Web page and app entries:
....

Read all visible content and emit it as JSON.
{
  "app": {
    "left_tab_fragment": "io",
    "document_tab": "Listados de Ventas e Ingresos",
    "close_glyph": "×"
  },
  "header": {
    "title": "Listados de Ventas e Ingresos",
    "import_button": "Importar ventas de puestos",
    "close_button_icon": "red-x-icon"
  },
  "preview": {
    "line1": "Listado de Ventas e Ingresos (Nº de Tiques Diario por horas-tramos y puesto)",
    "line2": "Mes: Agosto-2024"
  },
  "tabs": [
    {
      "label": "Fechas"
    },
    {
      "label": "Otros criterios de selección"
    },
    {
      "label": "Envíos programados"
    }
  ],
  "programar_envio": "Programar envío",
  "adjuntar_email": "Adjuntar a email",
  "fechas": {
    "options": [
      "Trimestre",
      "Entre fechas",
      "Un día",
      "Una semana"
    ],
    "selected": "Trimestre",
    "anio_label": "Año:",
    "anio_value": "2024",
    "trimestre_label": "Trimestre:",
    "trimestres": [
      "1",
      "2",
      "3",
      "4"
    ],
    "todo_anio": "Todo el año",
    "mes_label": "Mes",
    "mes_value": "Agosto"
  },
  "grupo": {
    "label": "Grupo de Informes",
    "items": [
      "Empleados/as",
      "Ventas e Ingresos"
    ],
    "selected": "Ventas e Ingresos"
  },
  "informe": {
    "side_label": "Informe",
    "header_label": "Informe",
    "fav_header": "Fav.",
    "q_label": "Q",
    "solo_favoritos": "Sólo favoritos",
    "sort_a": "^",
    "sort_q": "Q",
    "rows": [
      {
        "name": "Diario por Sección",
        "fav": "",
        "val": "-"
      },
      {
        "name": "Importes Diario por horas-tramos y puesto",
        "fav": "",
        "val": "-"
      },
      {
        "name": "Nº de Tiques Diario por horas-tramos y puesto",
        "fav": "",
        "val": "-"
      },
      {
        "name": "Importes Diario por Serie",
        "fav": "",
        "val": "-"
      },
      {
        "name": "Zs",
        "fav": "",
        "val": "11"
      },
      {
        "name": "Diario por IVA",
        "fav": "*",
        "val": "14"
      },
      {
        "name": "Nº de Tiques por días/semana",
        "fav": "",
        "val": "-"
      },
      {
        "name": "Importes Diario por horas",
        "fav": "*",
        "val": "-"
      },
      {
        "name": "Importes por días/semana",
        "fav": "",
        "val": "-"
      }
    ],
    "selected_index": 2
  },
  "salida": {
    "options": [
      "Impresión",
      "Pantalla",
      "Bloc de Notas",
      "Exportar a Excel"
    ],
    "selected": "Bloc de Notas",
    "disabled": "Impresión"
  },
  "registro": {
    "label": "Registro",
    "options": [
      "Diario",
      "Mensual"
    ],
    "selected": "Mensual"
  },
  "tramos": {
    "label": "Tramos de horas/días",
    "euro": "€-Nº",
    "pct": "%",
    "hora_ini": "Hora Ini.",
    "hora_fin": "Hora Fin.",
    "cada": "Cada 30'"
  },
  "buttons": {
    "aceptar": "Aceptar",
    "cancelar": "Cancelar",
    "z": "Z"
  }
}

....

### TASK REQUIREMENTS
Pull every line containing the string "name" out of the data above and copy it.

### YOUR RESPONSE
        "name": "Diario por Sección",
        "name": "Importes Diario por horas-tramos y puesto",
        "name": "Nº de Tiques Diario por horas-tramos y puesto",
        "name": "Importes Diario por Serie",
        "name": "Zs",
        "name": "Diario por IVA",
        "name": "Nº de Tiques por días/semana",
        "name": "Importes Diario por horas",
        "name": "Importes por días/semana",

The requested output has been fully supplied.